Start of Block

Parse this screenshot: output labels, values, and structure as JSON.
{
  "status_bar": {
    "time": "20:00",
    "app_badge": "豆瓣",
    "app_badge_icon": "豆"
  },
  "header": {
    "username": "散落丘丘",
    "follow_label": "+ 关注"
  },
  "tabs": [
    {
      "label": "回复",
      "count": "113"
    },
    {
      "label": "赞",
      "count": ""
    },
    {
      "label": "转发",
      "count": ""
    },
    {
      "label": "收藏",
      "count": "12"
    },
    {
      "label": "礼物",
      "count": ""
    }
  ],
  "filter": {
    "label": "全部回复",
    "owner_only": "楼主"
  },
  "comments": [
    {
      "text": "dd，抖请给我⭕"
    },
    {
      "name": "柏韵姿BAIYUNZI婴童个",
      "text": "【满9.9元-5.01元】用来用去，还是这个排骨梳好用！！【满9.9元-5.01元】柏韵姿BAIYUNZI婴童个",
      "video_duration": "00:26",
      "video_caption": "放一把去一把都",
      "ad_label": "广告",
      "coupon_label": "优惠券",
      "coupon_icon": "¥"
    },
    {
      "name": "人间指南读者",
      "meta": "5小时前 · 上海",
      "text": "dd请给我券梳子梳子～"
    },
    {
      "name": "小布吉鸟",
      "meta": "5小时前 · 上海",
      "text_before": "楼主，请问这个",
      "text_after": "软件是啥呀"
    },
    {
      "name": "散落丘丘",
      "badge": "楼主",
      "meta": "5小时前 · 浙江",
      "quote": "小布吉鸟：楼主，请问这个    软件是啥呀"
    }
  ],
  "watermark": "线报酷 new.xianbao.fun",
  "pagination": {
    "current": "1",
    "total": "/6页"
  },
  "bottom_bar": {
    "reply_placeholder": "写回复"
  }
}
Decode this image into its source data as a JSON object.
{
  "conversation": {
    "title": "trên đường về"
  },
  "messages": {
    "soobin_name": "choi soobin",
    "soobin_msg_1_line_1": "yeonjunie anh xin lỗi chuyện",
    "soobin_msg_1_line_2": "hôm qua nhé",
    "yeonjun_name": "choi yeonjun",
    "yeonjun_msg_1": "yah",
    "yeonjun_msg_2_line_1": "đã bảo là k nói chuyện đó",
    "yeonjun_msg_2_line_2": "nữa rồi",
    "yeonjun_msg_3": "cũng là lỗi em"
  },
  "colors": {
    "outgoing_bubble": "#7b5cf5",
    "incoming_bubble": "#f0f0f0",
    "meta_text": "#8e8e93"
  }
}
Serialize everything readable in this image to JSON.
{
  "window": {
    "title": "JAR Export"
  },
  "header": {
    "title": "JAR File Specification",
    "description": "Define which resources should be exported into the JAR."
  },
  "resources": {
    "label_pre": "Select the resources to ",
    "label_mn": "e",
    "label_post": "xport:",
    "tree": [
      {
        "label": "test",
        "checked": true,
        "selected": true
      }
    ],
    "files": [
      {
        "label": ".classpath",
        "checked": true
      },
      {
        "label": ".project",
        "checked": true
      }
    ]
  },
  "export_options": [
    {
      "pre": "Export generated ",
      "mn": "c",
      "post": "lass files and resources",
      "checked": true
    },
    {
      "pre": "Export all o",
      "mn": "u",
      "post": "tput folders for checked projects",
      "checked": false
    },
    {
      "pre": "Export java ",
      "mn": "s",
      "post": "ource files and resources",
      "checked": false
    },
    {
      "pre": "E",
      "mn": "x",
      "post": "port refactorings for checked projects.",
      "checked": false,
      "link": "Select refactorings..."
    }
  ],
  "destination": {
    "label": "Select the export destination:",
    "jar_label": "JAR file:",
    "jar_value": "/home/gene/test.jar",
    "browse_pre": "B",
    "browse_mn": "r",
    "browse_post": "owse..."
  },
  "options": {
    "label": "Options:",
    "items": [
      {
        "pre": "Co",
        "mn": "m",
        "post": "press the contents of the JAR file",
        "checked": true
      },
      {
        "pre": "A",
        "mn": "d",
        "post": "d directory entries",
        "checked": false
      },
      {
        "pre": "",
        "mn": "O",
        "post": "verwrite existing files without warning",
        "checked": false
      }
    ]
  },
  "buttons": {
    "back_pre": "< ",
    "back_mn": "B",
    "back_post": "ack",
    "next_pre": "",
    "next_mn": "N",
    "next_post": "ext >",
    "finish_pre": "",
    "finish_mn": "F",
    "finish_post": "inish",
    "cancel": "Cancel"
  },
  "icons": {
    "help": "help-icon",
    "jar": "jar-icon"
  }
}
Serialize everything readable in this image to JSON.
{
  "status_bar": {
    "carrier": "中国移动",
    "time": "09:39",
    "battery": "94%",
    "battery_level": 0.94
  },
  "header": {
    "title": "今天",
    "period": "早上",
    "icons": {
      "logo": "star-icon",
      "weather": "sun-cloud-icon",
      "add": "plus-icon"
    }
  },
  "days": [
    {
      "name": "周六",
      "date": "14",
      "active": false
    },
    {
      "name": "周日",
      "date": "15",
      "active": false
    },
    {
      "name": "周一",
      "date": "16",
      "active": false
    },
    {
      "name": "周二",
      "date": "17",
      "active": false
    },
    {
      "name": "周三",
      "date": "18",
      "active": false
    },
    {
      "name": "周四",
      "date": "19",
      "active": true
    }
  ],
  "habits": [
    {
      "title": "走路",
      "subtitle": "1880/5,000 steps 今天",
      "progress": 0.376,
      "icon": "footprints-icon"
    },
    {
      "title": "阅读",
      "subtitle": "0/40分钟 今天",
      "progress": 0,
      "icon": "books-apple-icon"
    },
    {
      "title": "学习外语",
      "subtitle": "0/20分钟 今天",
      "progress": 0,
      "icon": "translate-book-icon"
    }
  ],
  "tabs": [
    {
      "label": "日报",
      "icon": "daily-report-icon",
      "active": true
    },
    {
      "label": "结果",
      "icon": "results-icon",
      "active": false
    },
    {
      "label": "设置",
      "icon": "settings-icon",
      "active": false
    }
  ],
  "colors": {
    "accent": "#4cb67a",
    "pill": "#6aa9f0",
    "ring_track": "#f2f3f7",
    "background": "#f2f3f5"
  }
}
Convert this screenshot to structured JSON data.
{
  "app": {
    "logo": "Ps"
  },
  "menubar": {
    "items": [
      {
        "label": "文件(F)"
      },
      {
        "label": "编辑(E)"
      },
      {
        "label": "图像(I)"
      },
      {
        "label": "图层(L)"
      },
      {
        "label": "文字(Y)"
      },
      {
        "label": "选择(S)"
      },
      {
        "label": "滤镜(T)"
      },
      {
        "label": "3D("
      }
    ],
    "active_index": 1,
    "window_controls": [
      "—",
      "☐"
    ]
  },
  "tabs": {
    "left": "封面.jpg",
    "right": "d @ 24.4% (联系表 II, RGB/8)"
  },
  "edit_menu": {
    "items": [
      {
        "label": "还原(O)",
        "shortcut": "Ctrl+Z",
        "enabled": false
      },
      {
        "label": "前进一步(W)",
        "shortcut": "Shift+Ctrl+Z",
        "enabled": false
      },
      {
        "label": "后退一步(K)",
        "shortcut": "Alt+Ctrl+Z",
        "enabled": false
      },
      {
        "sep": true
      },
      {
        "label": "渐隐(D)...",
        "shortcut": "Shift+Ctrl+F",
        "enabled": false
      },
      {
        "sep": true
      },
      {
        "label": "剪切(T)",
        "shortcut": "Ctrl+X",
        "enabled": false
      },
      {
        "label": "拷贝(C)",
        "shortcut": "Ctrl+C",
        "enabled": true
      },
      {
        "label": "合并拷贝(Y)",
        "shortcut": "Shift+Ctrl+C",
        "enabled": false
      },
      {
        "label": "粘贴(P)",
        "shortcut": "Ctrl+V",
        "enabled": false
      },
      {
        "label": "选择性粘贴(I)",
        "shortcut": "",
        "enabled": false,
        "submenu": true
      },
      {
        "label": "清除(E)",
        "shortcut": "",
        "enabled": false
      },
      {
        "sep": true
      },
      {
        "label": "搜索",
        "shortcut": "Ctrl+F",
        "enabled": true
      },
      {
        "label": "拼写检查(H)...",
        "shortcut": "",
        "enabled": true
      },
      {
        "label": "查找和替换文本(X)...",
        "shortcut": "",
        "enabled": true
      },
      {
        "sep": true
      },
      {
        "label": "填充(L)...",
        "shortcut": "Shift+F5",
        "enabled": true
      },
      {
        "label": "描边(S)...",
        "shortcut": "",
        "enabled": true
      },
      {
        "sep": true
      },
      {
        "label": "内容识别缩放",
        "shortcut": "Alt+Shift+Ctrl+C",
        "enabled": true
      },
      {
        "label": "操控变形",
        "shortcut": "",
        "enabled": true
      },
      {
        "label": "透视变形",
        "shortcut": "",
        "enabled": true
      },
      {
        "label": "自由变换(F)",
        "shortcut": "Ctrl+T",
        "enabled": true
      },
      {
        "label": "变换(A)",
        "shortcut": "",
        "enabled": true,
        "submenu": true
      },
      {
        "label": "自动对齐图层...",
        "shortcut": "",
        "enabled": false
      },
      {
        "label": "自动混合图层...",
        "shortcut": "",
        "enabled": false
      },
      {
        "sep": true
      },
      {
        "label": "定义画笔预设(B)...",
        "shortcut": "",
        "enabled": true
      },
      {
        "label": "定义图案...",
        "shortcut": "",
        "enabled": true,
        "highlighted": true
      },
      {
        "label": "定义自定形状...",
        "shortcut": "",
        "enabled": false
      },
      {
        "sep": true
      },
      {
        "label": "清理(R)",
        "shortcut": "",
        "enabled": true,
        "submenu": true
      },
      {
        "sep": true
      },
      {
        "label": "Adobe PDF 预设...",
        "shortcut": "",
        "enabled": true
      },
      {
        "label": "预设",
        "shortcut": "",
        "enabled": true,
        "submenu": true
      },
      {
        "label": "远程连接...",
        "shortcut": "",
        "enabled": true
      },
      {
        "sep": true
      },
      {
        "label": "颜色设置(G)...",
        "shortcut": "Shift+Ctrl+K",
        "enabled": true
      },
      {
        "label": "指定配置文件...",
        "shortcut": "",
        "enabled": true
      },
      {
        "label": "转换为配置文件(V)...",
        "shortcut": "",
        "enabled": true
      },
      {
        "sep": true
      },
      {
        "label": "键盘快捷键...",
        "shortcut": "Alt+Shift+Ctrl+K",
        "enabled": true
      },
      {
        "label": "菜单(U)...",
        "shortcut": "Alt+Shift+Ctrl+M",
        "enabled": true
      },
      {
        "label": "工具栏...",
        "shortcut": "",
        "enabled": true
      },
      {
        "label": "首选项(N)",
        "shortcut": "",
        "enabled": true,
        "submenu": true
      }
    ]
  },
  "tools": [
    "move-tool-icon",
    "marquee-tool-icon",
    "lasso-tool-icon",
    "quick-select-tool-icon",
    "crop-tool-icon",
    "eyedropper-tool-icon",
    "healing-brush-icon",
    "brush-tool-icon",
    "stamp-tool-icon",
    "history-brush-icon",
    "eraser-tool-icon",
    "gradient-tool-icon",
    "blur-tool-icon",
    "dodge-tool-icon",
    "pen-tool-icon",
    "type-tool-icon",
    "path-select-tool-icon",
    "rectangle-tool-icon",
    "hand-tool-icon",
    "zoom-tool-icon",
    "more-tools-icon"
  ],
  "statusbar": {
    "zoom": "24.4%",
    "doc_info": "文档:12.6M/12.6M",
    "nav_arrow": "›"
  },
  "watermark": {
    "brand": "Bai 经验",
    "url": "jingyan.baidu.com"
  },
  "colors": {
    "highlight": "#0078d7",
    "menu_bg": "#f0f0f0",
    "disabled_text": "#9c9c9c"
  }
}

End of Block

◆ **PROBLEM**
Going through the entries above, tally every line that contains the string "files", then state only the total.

◆ **RESULT OF THE TASK**
4